Tuesday, September 14, 2010

Announcing a new white spaces trial in Logan, Ohio



I’m in Logan, Ohio, today to announce that Spectrum Bridge, the Hocking Valley Community Hospital, and Google have teamed up to deploy a broadband network using the TV white spaces.

This is an exciting new deployment – the first of its kind for a hospital – demonstrating the potential of the TV white spaces to improve broadband and spark new applications in healthcare. First responder vehicles, hospital grounds as well as the health department are being equipped with high-speed wireless Internet access.
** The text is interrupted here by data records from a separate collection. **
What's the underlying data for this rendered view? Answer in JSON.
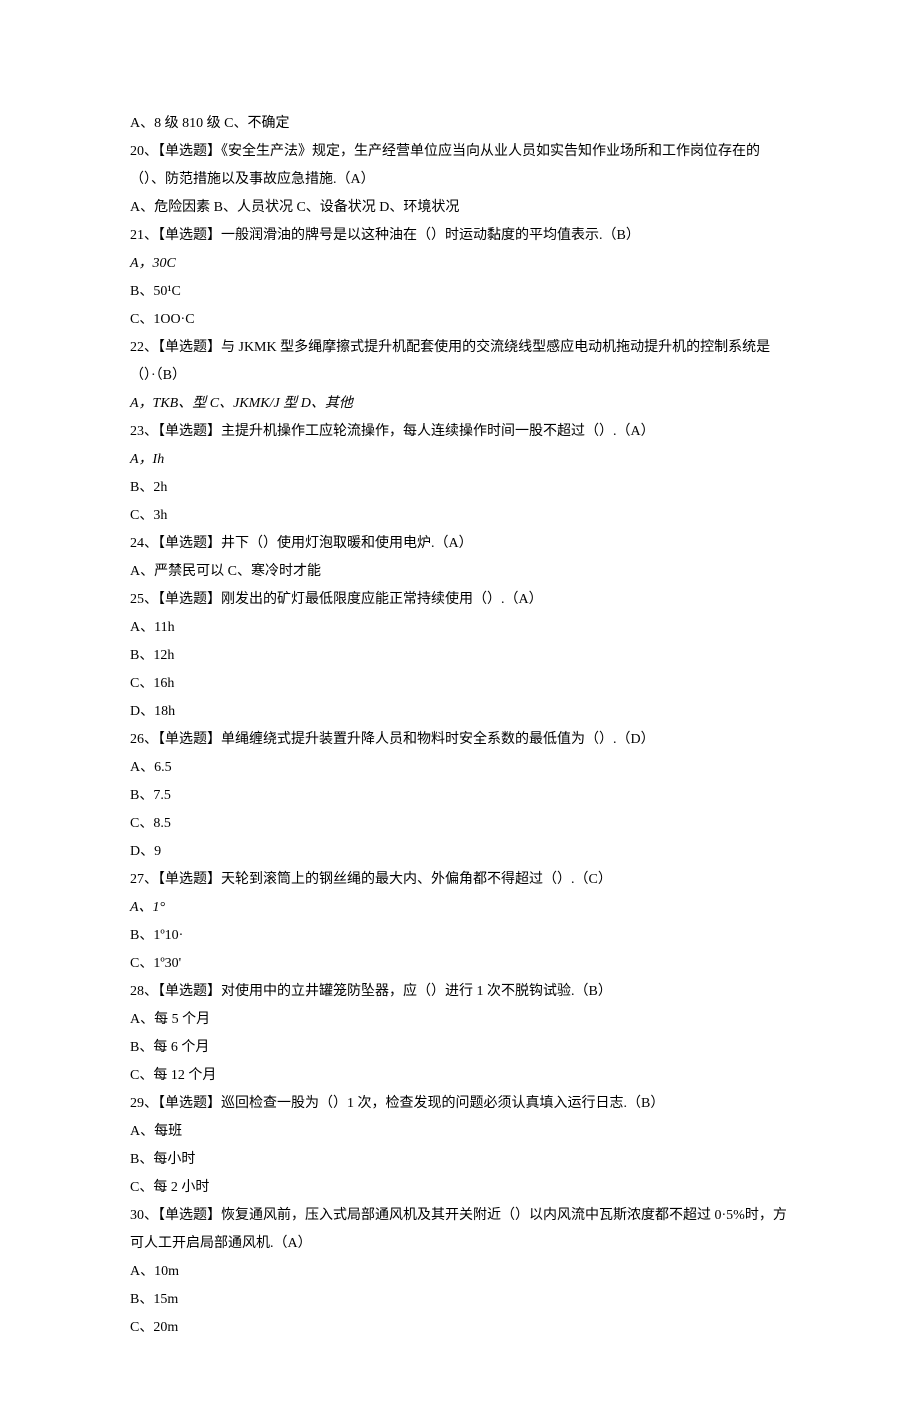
{
  "lines": [
    {
      "text": "A、8 级 810 级 C、不确定"
    },
    {
      "text": "20、【单选题】《安全生产法》规定，生产经营单位应当向从业人员如实告知作业场所和工作岗位存在的（）、防范措施以及事故应急措施.（A）"
    },
    {
      "text": "A、危险因素 B、人员状况 C、设备状况 D、环境状况"
    },
    {
      "text": "21、【单选题】一般润滑油的牌号是以这种油在（）时运动黏度的平均值表示.（B）"
    },
    {
      "text": "A，30C",
      "italic": true
    },
    {
      "text": "B、50¹C"
    },
    {
      "text": "C、1OO·C"
    },
    {
      "text": "22、【单选题】与 JKMK 型多绳摩擦式提升机配套使用的交流绕线型感应电动机拖动提升机的控制系统是（）·（B）"
    },
    {
      "text": "A，TKB、型 C、JKMK/J 型 D、其他",
      "italic": true
    },
    {
      "text": "23、【单选题】主提升机操作工应轮流操作，每人连续操作时间一股不超过（）.（A）"
    },
    {
      "text": "A，Ih",
      "italic": true
    },
    {
      "text": "B、2h"
    },
    {
      "text": "C、3h"
    },
    {
      "text": "24、【单选题】井下（）使用灯泡取暖和使用电炉.（A）"
    },
    {
      "text": "A、严禁民可以 C、寒冷时才能"
    },
    {
      "text": "25、【单选题】刚发出的矿灯最低限度应能正常持续使用（）.（A）"
    },
    {
      "text": "A、11h"
    },
    {
      "text": "B、12h"
    },
    {
      "text": "C、16h"
    },
    {
      "text": "D、18h"
    },
    {
      "text": "26、【单选题】单绳缠绕式提升装置升降人员和物料时安全系数的最低值为（）.（D）"
    },
    {
      "text": "A、6.5"
    },
    {
      "text": "B、7.5"
    },
    {
      "text": "C、8.5"
    },
    {
      "text": "D、9"
    },
    {
      "text": "27、【单选题】天轮到滚筒上的钢丝绳的最大内、外偏角都不得超过（）.（C）"
    },
    {
      "text": "A、1°",
      "italic": true
    },
    {
      "text": "B、1º10·"
    },
    {
      "text": "C、1º30'"
    },
    {
      "text": "28、【单选题】对使用中的立井罐笼防坠器，应（）进行 1 次不脱钩试验.（B）"
    },
    {
      "text": "A、每 5 个月"
    },
    {
      "text": "B、每 6 个月"
    },
    {
      "text": "C、每 12 个月"
    },
    {
      "text": "29、【单选题】巡回检查一股为（）1 次，检查发现的问题必须认真填入运行日志.（B）"
    },
    {
      "text": "A、每班"
    },
    {
      "text": "B、每小时"
    },
    {
      "text": "C、每 2 小时"
    },
    {
      "text": "30、【单选题】恢复通风前，压入式局部通风机及其开关附近（）以内风流中瓦斯浓度都不超过 0·5%时，方可人工开启局部通风机.（A）"
    },
    {
      "text": "A、10m"
    },
    {
      "text": "B、15m"
    },
    {
      "text": "C、20m"
    }
  ]
}
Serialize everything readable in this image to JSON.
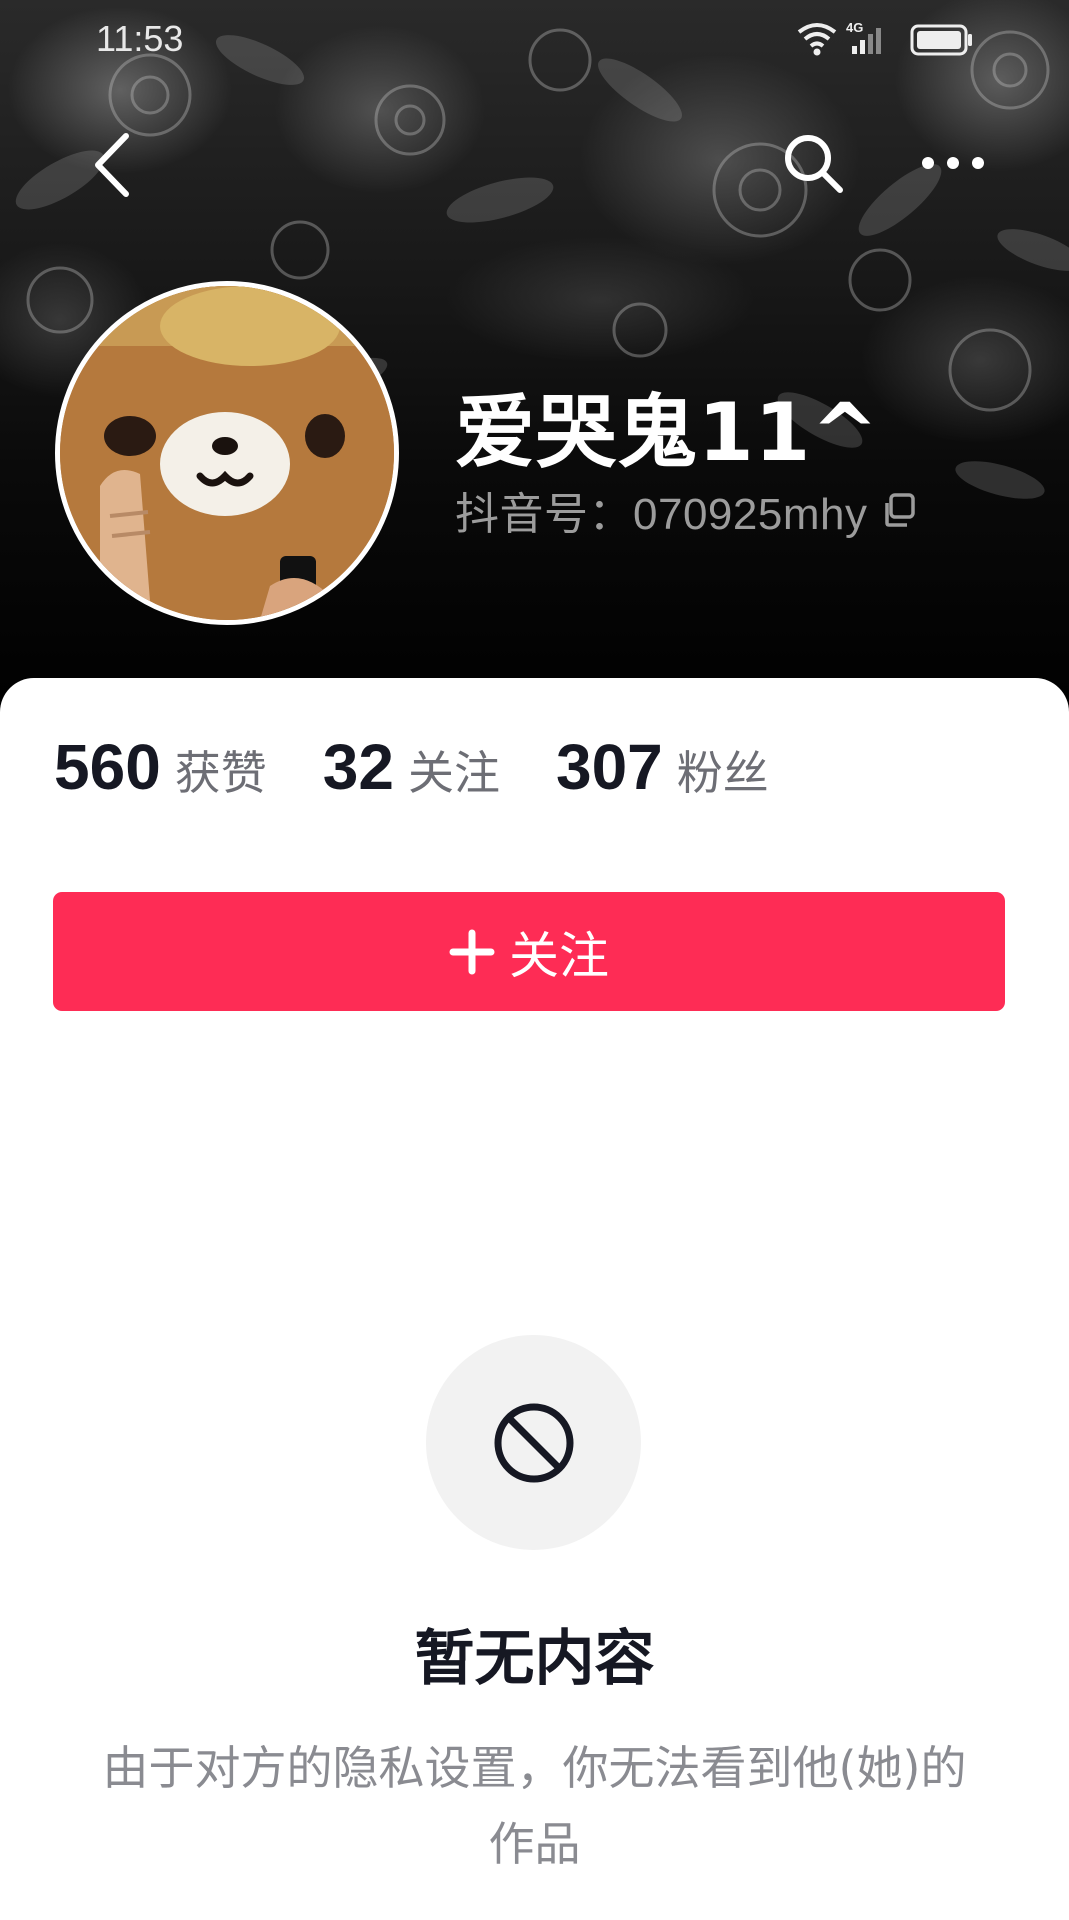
{
  "status_bar": {
    "time": "11:53",
    "network": "4G"
  },
  "header": {
    "back_icon": "chevron-left-icon",
    "search_icon": "search-icon",
    "more_icon": "more-dots-icon"
  },
  "profile": {
    "username": "爱哭鬼11^",
    "douyin_id": "抖音号：070925mhy"
  },
  "stats": [
    {
      "value": "560",
      "label": "获赞"
    },
    {
      "value": "32",
      "label": "关注"
    },
    {
      "value": "307",
      "label": "粉丝"
    }
  ],
  "follow_button": {
    "label": "关注",
    "color": "#fe2c55"
  },
  "empty_state": {
    "icon": "no-entry-icon",
    "title": "暂无内容",
    "description": "由于对方的隐私设置，你无法看到他(她)的作品"
  }
}
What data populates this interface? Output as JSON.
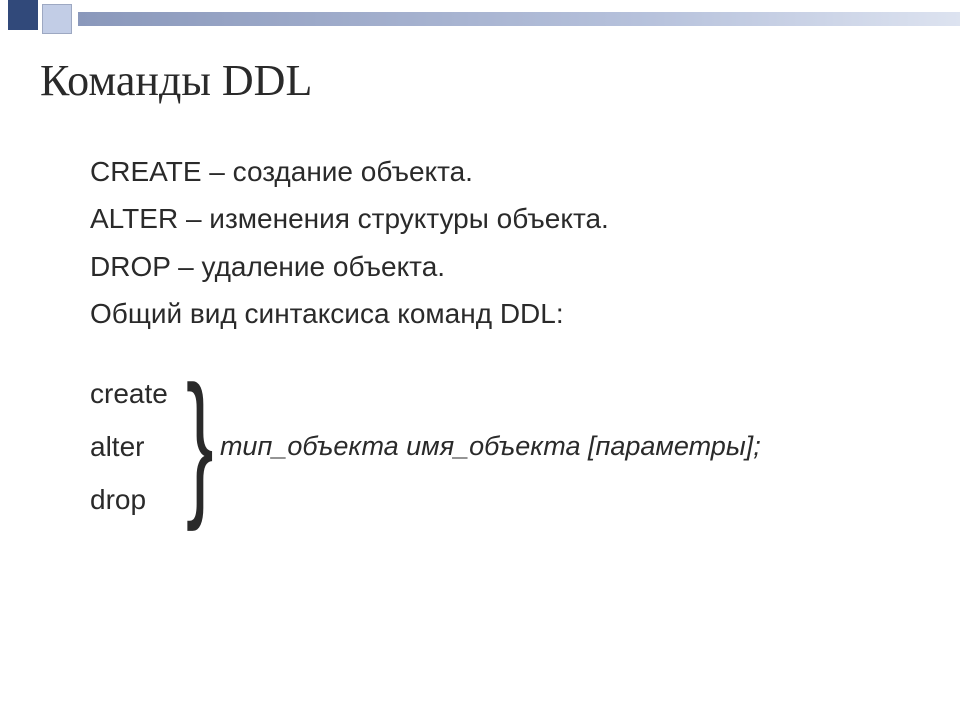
{
  "title": "Команды DDL",
  "lines": {
    "create": "CREATE – создание объекта.",
    "alter": "ALTER – изменения структуры объекта.",
    "drop": "DROP – удаление объекта.",
    "syntax_intro": "Общий вид синтаксиса команд DDL:"
  },
  "syntax": {
    "cmds": [
      "create",
      "alter",
      "drop"
    ],
    "brace": "}",
    "tail": "тип_объекта  имя_объекта  [параметры];"
  }
}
Additionally, the hospital is using the network to manage its outdoor video surveillance system.

To prevent interference with other signals, the network is using Spectrum Bridge’s real-time TV white spaces database (to determine TV white spaces availability at any location, check out Spectrum Bridge’s free search tool.)

This deployment is operating on an experimental white spaces license granted by the FCC. Next Thursday, September 23, the Commission will be voting on final technical rules governing the white spaces – a vote that could pave the way for unlicensed white spaces deployments across the country.

We’re excited that the final rules are up for a vote, and can’t wait to see how entrepreneurs and innovators nationwide will use unlicensed white spaces to introduce cool new products and services.

Stay tuned to this blog for an update from this morning’s launch event.

6 comments:

John Blossom said...

Where are the updates? We'd love to hear more.

meriah said...
This comment has been removed by a blog administrator.
paul said...

How fast are these connections?

John Blossom said...

Hey, Google, do you give a hoot about this blog? Please clean up the spam comments. We're still eager for updates...

Stop touchin my blog! said...

How about mapping the entire hospital without the need for gps or wifi or any signal at all? Check out these technology we have developed - http://www.FastMall.com

German said...

Hello,

I´m very interested in this Super Wi-Fi technology and the liberation of the white spaces.

I would like to ask a question:

If lower frecuency implies larger wavelenghts, what is the effect on antenna sizes?

Thank you very much,

Best Regards, Germán Prieto.